While I see how that could be interpreted, I simply disagree. Women have been fighting for all-encompassing equality for centuries, and we have come a long way. That being said, women are naturally more caring and compassionate - that's why we are given the biological ability to give birth & nurture children, or perhaps because of it.
On the other hand, men are physically stronger and no-nonsense problem solvers - that is their natural duty since, classically, they don't spend as much time rearing children as they do protecting and providing for them.
Please don't interpret my musings as derogatory or enforcing traditional roles - this is simply Mother Nature. I'm all for feminine equality, such as making the same amount of money and having the same opportunities as men. That's referring to social/cultural equality. I'm talking about nature/biology. There will always be exceptions to the rule, but the majority of men & women follow the traditional biological personalities at varying levels.
All that being said, I didn't find Devi's interpretations of men vs. women to be offensive or derogatory - merely factual. Historically, women's "feminine" qualities have been interpreted as weak, which is entirely from a social/cultural perspective. That is what needs to change.
Back to the book itself, I think it is a wonderful read for women AND men, providing yet another dimension of understanding to the widely-interpreted Yoga Sutras, especially in-relation to the exact words used & how they deeply impact your interpretation.

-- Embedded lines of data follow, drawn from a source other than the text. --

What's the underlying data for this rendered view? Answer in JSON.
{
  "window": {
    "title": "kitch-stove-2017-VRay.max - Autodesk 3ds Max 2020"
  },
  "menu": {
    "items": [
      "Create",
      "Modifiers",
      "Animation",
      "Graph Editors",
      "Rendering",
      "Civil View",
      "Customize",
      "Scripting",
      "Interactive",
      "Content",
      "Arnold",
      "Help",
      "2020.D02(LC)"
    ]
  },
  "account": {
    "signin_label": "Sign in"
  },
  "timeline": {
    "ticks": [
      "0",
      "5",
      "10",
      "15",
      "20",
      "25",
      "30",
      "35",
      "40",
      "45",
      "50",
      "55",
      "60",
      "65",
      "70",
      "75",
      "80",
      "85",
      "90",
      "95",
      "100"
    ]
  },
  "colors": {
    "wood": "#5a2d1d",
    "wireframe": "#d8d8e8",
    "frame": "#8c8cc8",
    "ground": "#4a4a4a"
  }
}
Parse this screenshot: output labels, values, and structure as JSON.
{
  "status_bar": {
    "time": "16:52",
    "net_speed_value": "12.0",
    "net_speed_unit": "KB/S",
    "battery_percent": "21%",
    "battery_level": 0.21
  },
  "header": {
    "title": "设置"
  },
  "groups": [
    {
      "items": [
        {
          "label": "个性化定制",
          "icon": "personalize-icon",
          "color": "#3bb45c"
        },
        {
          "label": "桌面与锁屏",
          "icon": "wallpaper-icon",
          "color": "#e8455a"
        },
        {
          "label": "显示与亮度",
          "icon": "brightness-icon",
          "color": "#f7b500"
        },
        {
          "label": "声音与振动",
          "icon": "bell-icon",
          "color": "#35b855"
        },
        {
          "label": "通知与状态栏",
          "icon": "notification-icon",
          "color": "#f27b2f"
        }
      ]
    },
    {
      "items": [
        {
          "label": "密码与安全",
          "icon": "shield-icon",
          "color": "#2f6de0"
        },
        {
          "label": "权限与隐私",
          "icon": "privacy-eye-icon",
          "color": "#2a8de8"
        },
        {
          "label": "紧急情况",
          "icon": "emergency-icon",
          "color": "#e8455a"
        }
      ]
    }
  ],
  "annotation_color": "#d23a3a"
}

The main thing I wish is that the book was longer & even more in-depth.